TASK TO COMPLETE: Please restate each entry that appears below word for word, without its pictures.

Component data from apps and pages
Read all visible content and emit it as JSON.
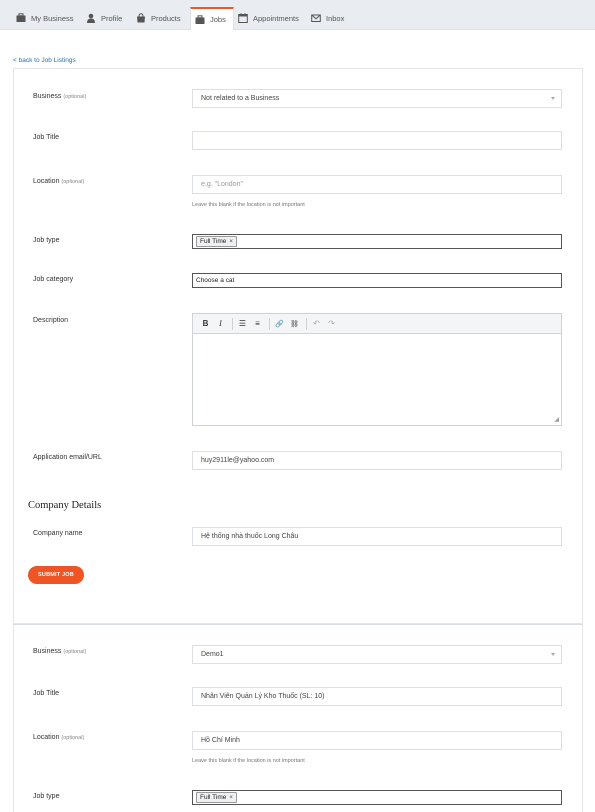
{
  "tabs": [
    {
      "label": "My Business",
      "icon": "briefcase-icon"
    },
    {
      "label": "Profile",
      "icon": "user-icon"
    },
    {
      "label": "Products",
      "icon": "shopping-bag-icon"
    },
    {
      "label": "Jobs",
      "icon": "briefcase-icon",
      "active": true
    },
    {
      "label": "Appointments",
      "icon": "calendar-icon"
    },
    {
      "label": "Inbox",
      "icon": "envelope-icon"
    }
  ],
  "back_link": "< back to Job Listings",
  "form1": {
    "business": {
      "label": "Business",
      "optional": "(optional)",
      "value": "Not related to a Business"
    },
    "job_title": {
      "label": "Job Title",
      "value": ""
    },
    "location": {
      "label": "Location",
      "optional": "(optional)",
      "placeholder": "e.g. \"London\"",
      "hint": "Leave this blank if the location is not important"
    },
    "job_type": {
      "label": "Job type",
      "tag": "Full Time",
      "remove": "×"
    },
    "job_category": {
      "label": "Job category",
      "value": "Choose a cat"
    },
    "description": {
      "label": "Description",
      "toolbar": [
        "B",
        "I",
        "☰",
        "≡",
        "🔗",
        "⛓",
        "↶",
        "↷"
      ]
    },
    "application": {
      "label": "Application email/URL",
      "value": "huy2911le@yahoo.com"
    },
    "company_section": "Company Details",
    "company_name": {
      "label": "Company name",
      "value": "Hệ thống nhà thuốc Long Châu"
    },
    "submit": "SUBMIT JOB"
  },
  "form2": {
    "business": {
      "label": "Business",
      "optional": "(optional)",
      "value": "Demo1"
    },
    "job_title": {
      "label": "Job Title",
      "value": "Nhân Viên Quản Lý Kho Thuốc (SL: 10)"
    },
    "location": {
      "label": "Location",
      "optional": "(optional)",
      "value": "Hồ Chí Minh",
      "hint": "Leave this blank if the location is not important"
    },
    "job_type": {
      "label": "Job type",
      "tag": "Full Time",
      "remove": "×"
    }
  },
  "colors": {
    "accent": "#ef5424",
    "link": "#2a6fb3",
    "tab_active_border": "#e85a2a"
  }
}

ANSWER:
Read all visible content and emit it as JSON.
{
  "tabs": [
    {
      "label": "My Business",
      "icon": "briefcase-icon"
    },
    {
      "label": "Profile",
      "icon": "user-icon"
    },
    {
      "label": "Products",
      "icon": "shopping-bag-icon"
    },
    {
      "label": "Jobs",
      "icon": "briefcase-icon",
      "active": true
    },
    {
      "label": "Appointments",
      "icon": "calendar-icon"
    },
    {
      "label": "Inbox",
      "icon": "envelope-icon"
    }
  ],
  "back_link": "< back to Job Listings",
  "form1": {
    "business": {
      "label": "Business",
      "optional": "(optional)",
      "value": "Not related to a Business"
    },
    "job_title": {
      "label": "Job Title",
      "value": ""
    },
    "location": {
      "label": "Location",
      "optional": "(optional)",
      "placeholder": "e.g. \"London\"",
      "hint": "Leave this blank if the location is not important"
    },
    "job_type": {
      "label": "Job type",
      "tag": "Full Time",
      "remove": "×"
    },
    "job_category": {
      "label": "Job category",
      "value": "Choose a cat"
    },
    "description": {
      "label": "Description",
      "toolbar": [
        "B",
        "I",
        "☰",
        "≡",
        "🔗",
        "⛓",
        "↶",
        "↷"
      ]
    },
    "application": {
      "label": "Application email/URL",
      "value": "huy2911le@yahoo.com"
    },
    "company_section": "Company Details",
    "company_name": {
      "label": "Company name",
      "value": "Hệ thống nhà thuốc Long Châu"
    },
    "submit": "SUBMIT JOB"
  },
  "form2": {
    "business": {
      "label": "Business",
      "optional": "(optional)",
      "value": "Demo1"
    },
    "job_title": {
      "label": "Job Title",
      "value": "Nhân Viên Quản Lý Kho Thuốc (SL: 10)"
    },
    "location": {
      "label": "Location",
      "optional": "(optional)",
      "value": "Hồ Chí Minh",
      "hint": "Leave this blank if the location is not important"
    },
    "job_type": {
      "label": "Job type",
      "tag": "Full Time",
      "remove": "×"
    }
  },
  "colors": {
    "accent": "#ef5424",
    "link": "#2a6fb3",
    "tab_active_border": "#e85a2a"
  }
}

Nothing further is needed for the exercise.